Despite having lived here 21 years, I still look (and maybe behave?) very oddly. Hence frankly it is difficult to get to positions where I can share with people on their issues at depth heart-2-heart. The exception to this rule; the children who I have reared at home. Many of them are now adults with their own homes, families, and challenges. Of course they know me well, our having lived together for many years. When it comes to talking to them, I am free and they feel free. Pray for the opportunities this gives to be an ongoing encouragement to them in their lives and to encourage them and their spouses and colleagues and friends in their Christian walk. Pray that this may open other doors.

Many people know the Amish as a group of peace-loving Americans who refuse modern technology and prefer to ride horse-drawn buggy’s to cars. A group that broke away from the strict Amish, are the Beachy Mennonites. I was privileged to visit some of their missionaries in near-by Kisumu again last week. It’s an honour to be able to (informally) advise newer groups of missionaries about missionary work in this part of the world. Another senior missionary couple recently asked if I could make an effort to visit them as soon as I find opportunity. Many missionaries are struggling with issues to do with power, language, African tradition, how to handle money and corruption, etc.

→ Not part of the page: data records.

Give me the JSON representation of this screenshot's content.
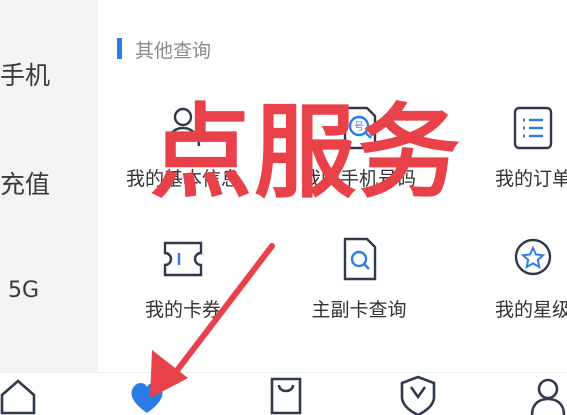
{
  "sidebar": {
    "items": [
      {
        "label": "手机"
      },
      {
        "label": "充值"
      },
      {
        "label": "5G"
      }
    ]
  },
  "section": {
    "title": "其他查询"
  },
  "services": [
    {
      "label": "我的基本信息",
      "icon": "person-doc-icon"
    },
    {
      "label": "我的手机号码",
      "icon": "number-search-icon"
    },
    {
      "label": "我的订单",
      "icon": "order-list-icon"
    },
    {
      "label": "我的卡券",
      "icon": "coupon-icon"
    },
    {
      "label": "主副卡查询",
      "icon": "doc-search-icon"
    },
    {
      "label": "我的星级",
      "icon": "star-badge-icon"
    }
  ],
  "overlay": {
    "text": "点服务",
    "color": "#e8414a"
  },
  "bottom_nav": {
    "tabs": [
      {
        "icon": "home-icon"
      },
      {
        "icon": "service-heart-icon",
        "active": true
      },
      {
        "icon": "shopping-bag-icon"
      },
      {
        "icon": "shield-v-icon"
      },
      {
        "icon": "person-icon"
      }
    ]
  },
  "colors": {
    "accent": "#2b7ce9",
    "annotation": "#e8414a"
  }
}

Funeral pressure is an incredible force here! Here’s an example: A man, who came from a catholic background, joined my home church. When his father died, there was a big concern that should no one attend his father’s funeral, he may go back to being a Catholic. So, people were sought to attend the funeral. Many were busy that Saturday, but I was free, so I was recruited for that role. Along I went. Often in churches I find a common announcement to the church members being ‘if there is a funeral, all of us must go’! Funerals are an important place at which to advertise one’s churches.

“I’ve read one of your articles and I really liked it. Can I come and see you? Where can I find you and when are you around?” Thus read a recent email from an ex-student of Kima International School of Theology. This particular student has done a lot of theological study. He has a regular job which does not use all his theological knowledge. He wanted to know how to put his advanced training to greater use. “Do some research on the church amongst your own people” I told him. I hope he will do so, and that we will continue to be in touch so that I can encourage him in the same in the days ahead!

An excellent technical, scientific cum philosophical and scholarly account of vulnerable mission written by Norwich Central Baptist Church member Tim Reeves can be found here. (Also included is a paper by Jean Johnson, and the paper by John Henry, who were also at our November 2013 conference.)

Best wishes,